Just three days after leaving the Czech presidency, Václav Klaus spoke at the Cato Institute in Washington earlier today — Klaus is joining Cato as a senior distinguished fellow this spring.
Klaus, who stepped down after a decade in office, didn’t break much new ground — his remarks were essentially everything you’d expect from the famously euroskpetic former president, who was the last European Union head of state to sign the Treaty of Lisbon (and quite reluctantly, at that).
The great eurozone fight
In brief, Klaus has long argued that the eurozone is not an optimal currency zone, it’s a project that was implemented without sufficient democratic input from everyday Europeans, and the economic costs of monetary integration and centralization far outweigh the benefits, and those costs have become increasingly evident from the economic pain suffered today in Greece, Spain, Italy and throughout Europe.
Klaus’s diagnosis has become fairly uncontroversial — both on the left and the right, and for both intergovernmentalists and neo-functionalists alike. A lot of European federalists would agree that the European Union needs more robust democratic institutions at the supranational level. Many economists agree that the one-size-fits-all monetary policy has been incredibly harmful to many countries in southern Europe since 2008, and the painful internal devaluation forced upon many countries in the European periphery, from Latvia to Greece, has been a needless exercise in poor economic policymaking.
But whereas many economists would argue that the solution lies in greater fiscal harmony (especially through fiscal transfers from wealthier regions to poorer regions), looser monetary policy, a eurozone-wide borrowing capacity, debt forgiveness and a doubling-down on the more long-standing commitment to the free movement of goods, services and people throughout the European Union, Klaus’s solution is to unwind the eurozone.
Klaus would rather see a way for Greece — and other troubled economies — to simply exit from a eurozone that’s delivered now nearly half a decade of GDP contraction, painful downward pressure on income, and widespread unemployment and social rupture.
That’s not a crazy idea economically — if Greece could leave the eurozone tomorrow (or if Greece simply went bankrupt, thereby essentially forcing Greece out of the eurozone), it could conceivably pursue a much more aggressive monetary policy, devalue its currency, and take other steps to make its exports more competitive in global markets once it’s no longer yoked to a monetary policy that’s better suited for, say, the German economy.
But that’s not the entire story. Greece might also suffer extraordinarily in the short-run while it makes that transition — starting with how it would reintroduce the drachma and how it would even finance basic governance outside the current eurozone regime, forcing perhaps even more austere budget-cutting in a country where the social safety net is already tattered.
And those are just the problems inside Greece — though the Greek economy is just a fraction of the European economy, it could set off a chain reaction of fear, bank runs and deep recession throughout the eurozone as investors pull out of not only the peripheral economies, but also out of the entire eurozone. How would a massive Greek devaluation affect Cyprus? Would Spain and Italy withstand the inevitable bank runs and currency flight? The chain reaction of unraveling one of the world’s foremost reserve currencies could well be catastrophic.

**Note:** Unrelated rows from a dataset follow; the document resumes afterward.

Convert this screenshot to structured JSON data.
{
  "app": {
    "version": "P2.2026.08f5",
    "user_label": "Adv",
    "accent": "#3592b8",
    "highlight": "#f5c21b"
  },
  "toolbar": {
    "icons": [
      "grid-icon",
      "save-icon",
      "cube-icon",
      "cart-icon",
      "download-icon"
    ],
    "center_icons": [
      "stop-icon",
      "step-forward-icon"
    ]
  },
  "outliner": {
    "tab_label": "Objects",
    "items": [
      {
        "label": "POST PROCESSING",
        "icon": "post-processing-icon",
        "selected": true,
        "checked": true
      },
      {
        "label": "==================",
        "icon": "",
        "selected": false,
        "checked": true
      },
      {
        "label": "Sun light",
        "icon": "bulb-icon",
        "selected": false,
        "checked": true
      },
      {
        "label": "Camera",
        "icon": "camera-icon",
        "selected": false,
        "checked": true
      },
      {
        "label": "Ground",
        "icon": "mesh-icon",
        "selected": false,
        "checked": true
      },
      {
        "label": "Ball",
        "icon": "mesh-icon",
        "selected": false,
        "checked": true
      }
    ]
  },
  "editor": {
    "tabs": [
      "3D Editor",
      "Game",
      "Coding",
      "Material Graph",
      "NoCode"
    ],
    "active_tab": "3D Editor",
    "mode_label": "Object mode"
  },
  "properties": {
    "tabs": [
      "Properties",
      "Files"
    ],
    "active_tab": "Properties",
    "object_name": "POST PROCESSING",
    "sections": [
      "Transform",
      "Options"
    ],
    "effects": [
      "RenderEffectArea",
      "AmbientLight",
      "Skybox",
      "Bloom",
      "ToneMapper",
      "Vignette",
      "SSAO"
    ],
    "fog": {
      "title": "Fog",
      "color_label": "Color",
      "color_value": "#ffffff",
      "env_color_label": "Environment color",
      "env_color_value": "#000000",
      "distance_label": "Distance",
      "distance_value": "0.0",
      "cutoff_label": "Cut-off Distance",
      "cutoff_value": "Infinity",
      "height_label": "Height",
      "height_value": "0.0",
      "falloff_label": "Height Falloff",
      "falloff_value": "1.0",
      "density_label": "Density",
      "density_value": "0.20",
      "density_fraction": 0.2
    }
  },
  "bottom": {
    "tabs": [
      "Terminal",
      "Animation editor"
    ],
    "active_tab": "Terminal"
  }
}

Looking to national parallels: the Czechoslovak breakup and German reunification
Klaus related the current monetary union to the breakup 20 years ago of Czechoslovakia into two separate nations — a process that Klaus said was painful though necessary (though the Slovak economy is doing much better these days than the Czech economy). But Greeks might be troubled by the more painful example of the breakup of the Yugoslav federation and the Soviet Union, both of which were also monetary unions as well as political unions. The breakup of the ‘ruble zone’ led to massive hyperinflation throughout the Soviet Union and an economic shock that cut standard of living in half. There’s simply no way to know what forces could be unleashed by the process — no matter what anyone says, there’s not a precedent for unraveling even a tiny part of the world’s largest currency union in an orderly fashion.
I would have liked to hear, in particular, Klaus’s thoughts on another contemporary experiment in currency union: German reunification.